Speaking of Percy, what a beautiful, lovely soul. The one who has put up with Monty’s nonsense over the years, trying to help him as best he can while his friend is clearly struggling. We get to see how you can love someone, but not agree with everything they do: how you can put up with only so much until you need to draw a line in the sand. And honestly, what a lad he is to be so kind and gentle as he is, bringing out the best in Monty as well as everyone else around him. Though Percy not everything about Percy has to do with Monty; he has his own struggles that he keeps hidden, for not wanting to burden others with them (can you say, relatable?) Not to mention his place in society as a high-born biracial individual. Here we are allowed to see some of the racial relations of the time period, and how they both influence the story as well as history.
Lastly, we have Monty’s younger sister Felicity, whose nose is always stuck in a book, and who I hear is getting her own sequel novel in the future? Sign me up! A scrappy young woman, always with her nose in a book, the sensible offset to Monty’s wild and impulsive ways. She rejects the prescribed course of womanhood that society has set out for her (can you once again say, relatable?), and through her we see just how woman are treated regardless of how they look and dress, as well as the politics of the time which stifled the interests and careers of many women. Just imagine how much further scientific study and research could have progressed if women had been “allowed” or encouraged to engage in it all along!
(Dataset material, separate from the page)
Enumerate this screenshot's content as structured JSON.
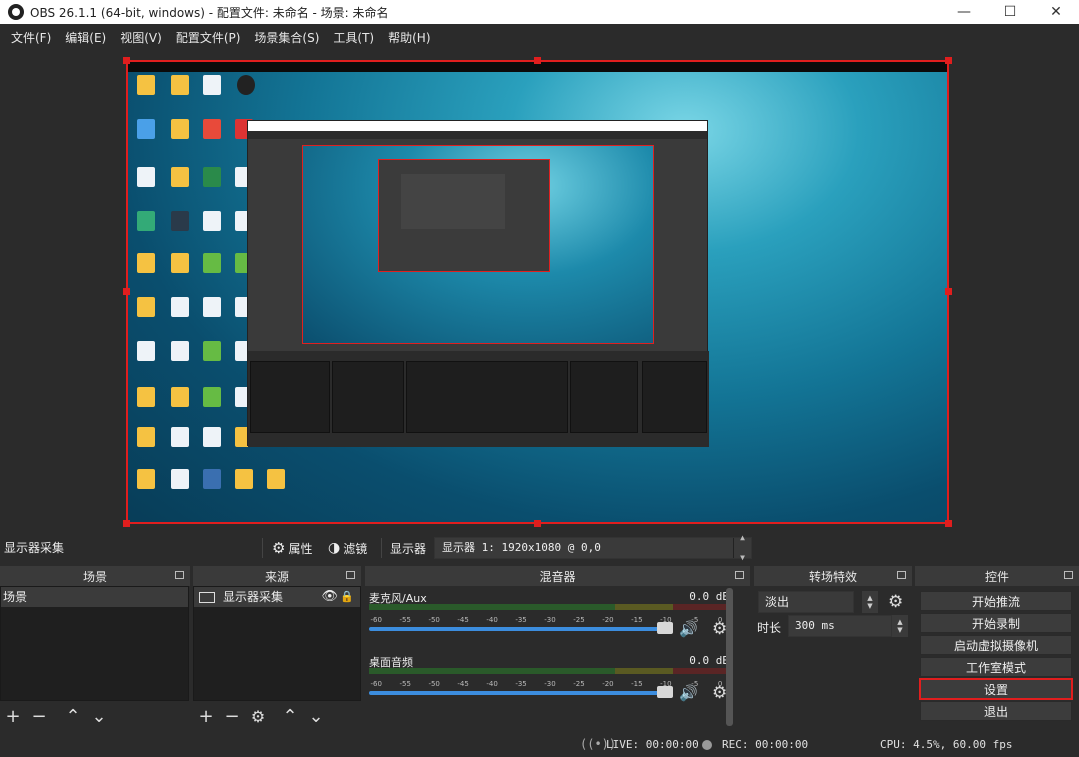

So all of this is to say, that while this novel is a bit fluffy and fun and free, that is not to say that there are not deeper and more meaningful themes at times. Do things kind of work out in a miraculous way during certain spots? Perhaps. But I didn’t find this distracting at all. The characters are engaging, and there is just enough action to keep it exciting and interesting. I thoroughly enjoyed this novel, and may indeed come back to it again in the future when I want to just enjoy something without thinking too hard.